according to research published today by CDP and Accenture (NYSE:ACN). Importantly, a clear link is established between stalling progress on emissions reductions within supply chains and the uncertain regulatory framework.
According to the report, “
Collaborative Action on Climate Risk,” ever more companies are reporting on their emissions reductions programs and there are clear financial benefits from investment in sustainability measures. However, average monetary savings from emissions reductions efforts have fallen 44 percent in the past 12 months. The report points to an ever widening gap – highlighted last year – between measures taken by large corporates who are members of CDP’s supply chain program and those by suppliers.
The research is based on information from 2,868 companies including some of the world’s largest corporates, reflecting a rise in participation of more than a fifth since last year. These produced 14 percent of 2013’s global industrial emissions
1. The 64 CDP supply chain members behind the request to this supply chain represent a combined annual spending power of almost US$1.15 trillion.
Almost three quarters of companies identified a current or future risk related to climate change, according to the report, while 56 percent of companies said that consumers are becoming more receptive to low-carbon products and services. Regulatory uncertainty is making companies cautious about investing in emissions reductions and supply chain sustainability. Ninety percent of companies that identify a current or future risk cited regulatory risk as a barrier to investment.

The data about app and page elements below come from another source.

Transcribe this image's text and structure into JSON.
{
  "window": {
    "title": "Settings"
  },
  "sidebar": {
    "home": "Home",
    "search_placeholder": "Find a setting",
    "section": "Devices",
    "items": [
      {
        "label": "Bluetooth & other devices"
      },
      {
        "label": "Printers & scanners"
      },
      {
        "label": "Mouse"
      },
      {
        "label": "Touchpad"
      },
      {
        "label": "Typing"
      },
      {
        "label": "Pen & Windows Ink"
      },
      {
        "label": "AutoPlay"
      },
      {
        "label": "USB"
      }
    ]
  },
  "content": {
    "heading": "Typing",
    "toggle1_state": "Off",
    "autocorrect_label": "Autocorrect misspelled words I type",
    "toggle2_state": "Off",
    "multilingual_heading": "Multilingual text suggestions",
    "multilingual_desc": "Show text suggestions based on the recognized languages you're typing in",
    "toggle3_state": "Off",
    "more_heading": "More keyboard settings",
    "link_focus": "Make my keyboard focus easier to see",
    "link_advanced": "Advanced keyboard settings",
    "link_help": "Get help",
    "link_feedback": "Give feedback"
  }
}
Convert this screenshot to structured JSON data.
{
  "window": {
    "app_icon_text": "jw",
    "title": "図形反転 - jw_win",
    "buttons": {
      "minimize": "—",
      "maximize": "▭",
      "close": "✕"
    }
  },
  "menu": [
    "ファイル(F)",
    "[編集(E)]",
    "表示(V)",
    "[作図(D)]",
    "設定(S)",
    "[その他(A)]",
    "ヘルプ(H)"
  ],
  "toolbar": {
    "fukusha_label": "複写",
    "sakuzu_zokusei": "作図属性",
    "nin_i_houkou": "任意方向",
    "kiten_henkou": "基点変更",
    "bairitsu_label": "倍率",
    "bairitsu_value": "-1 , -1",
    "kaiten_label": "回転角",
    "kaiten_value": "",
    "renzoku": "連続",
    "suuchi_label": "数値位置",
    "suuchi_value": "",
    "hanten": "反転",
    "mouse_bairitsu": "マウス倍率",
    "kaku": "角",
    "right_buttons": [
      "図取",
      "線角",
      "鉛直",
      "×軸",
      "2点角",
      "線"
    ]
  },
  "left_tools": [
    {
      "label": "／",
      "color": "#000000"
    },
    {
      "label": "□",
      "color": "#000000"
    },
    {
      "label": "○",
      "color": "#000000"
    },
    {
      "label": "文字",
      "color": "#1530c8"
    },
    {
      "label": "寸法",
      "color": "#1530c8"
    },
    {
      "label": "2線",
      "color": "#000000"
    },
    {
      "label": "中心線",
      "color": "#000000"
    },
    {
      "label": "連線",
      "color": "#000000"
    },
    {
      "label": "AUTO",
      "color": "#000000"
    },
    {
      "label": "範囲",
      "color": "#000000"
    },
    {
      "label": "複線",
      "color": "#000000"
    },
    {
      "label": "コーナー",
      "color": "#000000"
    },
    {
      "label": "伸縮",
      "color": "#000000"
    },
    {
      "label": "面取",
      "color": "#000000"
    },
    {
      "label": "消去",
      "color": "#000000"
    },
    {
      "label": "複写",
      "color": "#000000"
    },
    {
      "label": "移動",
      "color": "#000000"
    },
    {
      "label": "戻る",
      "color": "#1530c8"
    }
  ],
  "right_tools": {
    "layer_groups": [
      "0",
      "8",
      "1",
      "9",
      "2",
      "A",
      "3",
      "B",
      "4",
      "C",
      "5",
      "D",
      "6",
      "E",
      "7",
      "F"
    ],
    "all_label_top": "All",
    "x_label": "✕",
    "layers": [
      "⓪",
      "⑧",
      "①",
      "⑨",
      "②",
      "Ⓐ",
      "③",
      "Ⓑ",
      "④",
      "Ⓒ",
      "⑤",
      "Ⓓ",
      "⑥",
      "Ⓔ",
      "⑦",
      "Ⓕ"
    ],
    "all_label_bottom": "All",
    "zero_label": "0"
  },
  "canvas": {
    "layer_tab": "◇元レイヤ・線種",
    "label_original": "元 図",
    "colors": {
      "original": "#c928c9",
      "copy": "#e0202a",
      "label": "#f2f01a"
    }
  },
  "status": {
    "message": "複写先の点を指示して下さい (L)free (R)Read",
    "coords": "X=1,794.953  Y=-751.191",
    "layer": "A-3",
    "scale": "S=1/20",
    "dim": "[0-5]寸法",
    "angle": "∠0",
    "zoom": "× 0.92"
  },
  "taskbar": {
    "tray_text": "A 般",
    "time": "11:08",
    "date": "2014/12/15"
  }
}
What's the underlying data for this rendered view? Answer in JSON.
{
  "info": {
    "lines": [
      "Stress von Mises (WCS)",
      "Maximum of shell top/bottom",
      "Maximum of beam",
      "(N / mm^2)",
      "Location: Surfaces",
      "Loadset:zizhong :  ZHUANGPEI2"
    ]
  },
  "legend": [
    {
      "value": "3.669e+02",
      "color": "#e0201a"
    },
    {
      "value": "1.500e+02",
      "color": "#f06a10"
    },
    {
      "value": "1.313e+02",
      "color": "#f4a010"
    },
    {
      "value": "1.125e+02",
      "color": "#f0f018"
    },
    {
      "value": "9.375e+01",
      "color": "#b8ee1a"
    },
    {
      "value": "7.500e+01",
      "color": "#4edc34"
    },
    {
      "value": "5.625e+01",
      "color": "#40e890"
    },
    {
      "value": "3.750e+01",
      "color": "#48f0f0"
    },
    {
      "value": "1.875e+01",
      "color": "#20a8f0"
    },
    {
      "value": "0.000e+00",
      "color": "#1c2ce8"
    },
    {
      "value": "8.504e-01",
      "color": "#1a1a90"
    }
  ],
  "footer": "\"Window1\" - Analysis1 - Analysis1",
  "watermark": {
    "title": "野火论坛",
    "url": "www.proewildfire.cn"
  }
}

Investment in emissions reductions programs has declined in the past year and is shorter term in focus, according to respondents. Seven out of 10 sectors report investment falling from earlier years. Shorter pay-back initiatives (less than three years) are on the rise with these almost doubling between 2011 and 2013. The average sum invested per reporting company has dropped 22 percent since last year.